  • Chinese and Russian companies were viewed as the most likely to pay bribes; and
  • Across the business sectors, the Construction industry performed weakest.

For further information on the Index and to download a copy, please click here.


The countries surveyed by TI were scored on a scale of 0 to 10, with 0 equating to a view that companies from that country would always bribe, and a score of 10 a view that companies from that country would never bribe. No states obtained perfect scores, but the Netherlands and Switzerland came top of the table, each with a score of 8.8. The United Kingdom and the United States had scores of 8.3 and 8.1 respectively, placing them 8th and 10th in the table.

China and Russia came bottom of the table with scores of 6.5 and 6.1 respectively.  When China’s and Russia’s results are taken in the context of the size of the investments companies from those countries make (some $120 billion in foreign direct investment in 2010 combined), it is inevitable that the way these companies do business abroad will impact on how business is conducted globally.

For more information on anti-bribery laws in China, including the new Chinese law passed on 1 May 2011, Russia and other countries, please click here to view CMS’s Anti-bribery and Corruption: An International Guide.

Business Sectors

The Index considers the likelihood of bribes being paid by companies across 19 different business sectors. The same 10 point scale was used as for countries. The highest performing (i.e. cleanest) business sectors included Agriculture, Light manufacturing, Civilian aerospace and Information technology, with Banking and finance coming in a close 5th with scores ranging between 7.1 and 6.9.

Bringing up the end of the table are Construction, and public works contracts scoring 5.3, followed jointly by Utilities and Real estate, property, legal and business services (scoring 6.1) and then Oil and gas with a score of 6.2. All the poorest performing sectors share the characteristics of high value investment coupled with significant public sector exposure, both factors which may lead to an increased propensity for bribery. Please click here to see the results in greater detail. 

Private sector bribery

The 2011 Index is TI’s first Index to include private-to-private sector bribery, i.e. bribery among businesses. Given that the Act criminalises both public and private sector bribery, this section of the Index could prove to be a useful tool to companies in carrying out risk assessments as part of ensuring that they have put in place “adequate procedures” designed to prevent bribery. The Council of Europe’s Criminal Law Convention on Corruption also provides for a prohibition on private sector bribery, indicating that awareness of this issue is becoming more widespread.

Improper payments to public officials

Beyond bribery of corporates by other private companies, TI also surveyed the perceived likelihood of improper contributions to high-ranking officials in order to secure influence over policy, regulations and legislative decisions.
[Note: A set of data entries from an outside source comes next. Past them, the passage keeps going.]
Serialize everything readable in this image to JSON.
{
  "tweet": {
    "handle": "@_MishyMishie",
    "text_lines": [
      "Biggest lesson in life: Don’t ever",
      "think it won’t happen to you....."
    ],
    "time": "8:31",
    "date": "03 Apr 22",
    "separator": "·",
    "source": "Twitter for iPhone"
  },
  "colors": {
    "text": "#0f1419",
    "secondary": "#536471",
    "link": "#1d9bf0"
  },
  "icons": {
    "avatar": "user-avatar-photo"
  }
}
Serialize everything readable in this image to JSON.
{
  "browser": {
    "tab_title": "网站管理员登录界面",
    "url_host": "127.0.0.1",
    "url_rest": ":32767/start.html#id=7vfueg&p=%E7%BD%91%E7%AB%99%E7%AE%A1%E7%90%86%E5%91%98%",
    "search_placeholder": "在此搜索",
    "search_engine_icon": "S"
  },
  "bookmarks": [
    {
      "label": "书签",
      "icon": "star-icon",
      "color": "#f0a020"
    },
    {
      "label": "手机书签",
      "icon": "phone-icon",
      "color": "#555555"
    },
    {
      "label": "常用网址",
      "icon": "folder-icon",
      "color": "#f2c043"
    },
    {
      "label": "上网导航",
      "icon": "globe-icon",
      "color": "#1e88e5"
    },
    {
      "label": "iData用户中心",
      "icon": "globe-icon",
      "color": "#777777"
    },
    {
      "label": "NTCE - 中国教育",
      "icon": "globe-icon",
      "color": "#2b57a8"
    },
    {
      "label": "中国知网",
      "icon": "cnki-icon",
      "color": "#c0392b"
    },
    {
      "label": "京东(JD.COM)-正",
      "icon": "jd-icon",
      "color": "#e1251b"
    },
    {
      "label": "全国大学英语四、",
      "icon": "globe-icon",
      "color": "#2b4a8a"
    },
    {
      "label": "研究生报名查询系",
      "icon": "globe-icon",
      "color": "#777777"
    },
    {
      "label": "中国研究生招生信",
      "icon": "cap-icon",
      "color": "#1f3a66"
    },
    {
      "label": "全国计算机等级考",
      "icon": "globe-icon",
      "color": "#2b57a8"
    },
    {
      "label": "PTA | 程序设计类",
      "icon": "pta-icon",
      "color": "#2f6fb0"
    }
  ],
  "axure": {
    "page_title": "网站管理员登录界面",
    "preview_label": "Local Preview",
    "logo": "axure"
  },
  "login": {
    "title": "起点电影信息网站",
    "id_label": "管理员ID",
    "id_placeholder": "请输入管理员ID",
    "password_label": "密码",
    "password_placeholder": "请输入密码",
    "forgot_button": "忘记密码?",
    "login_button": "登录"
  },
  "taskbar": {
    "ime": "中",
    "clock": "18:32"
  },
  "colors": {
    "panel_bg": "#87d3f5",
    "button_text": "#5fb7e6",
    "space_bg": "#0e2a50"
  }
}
Higher level bribes of this type were found to be the most common but lower level bribes, including facilitation payments, were perceived as almost as common and consistently so across all 19 business sectors surveyed. This may suggest that if facilitation payments are a common occurrence in a particular country or business sector, then it is very likely that there is more widespread bribery at a higher level.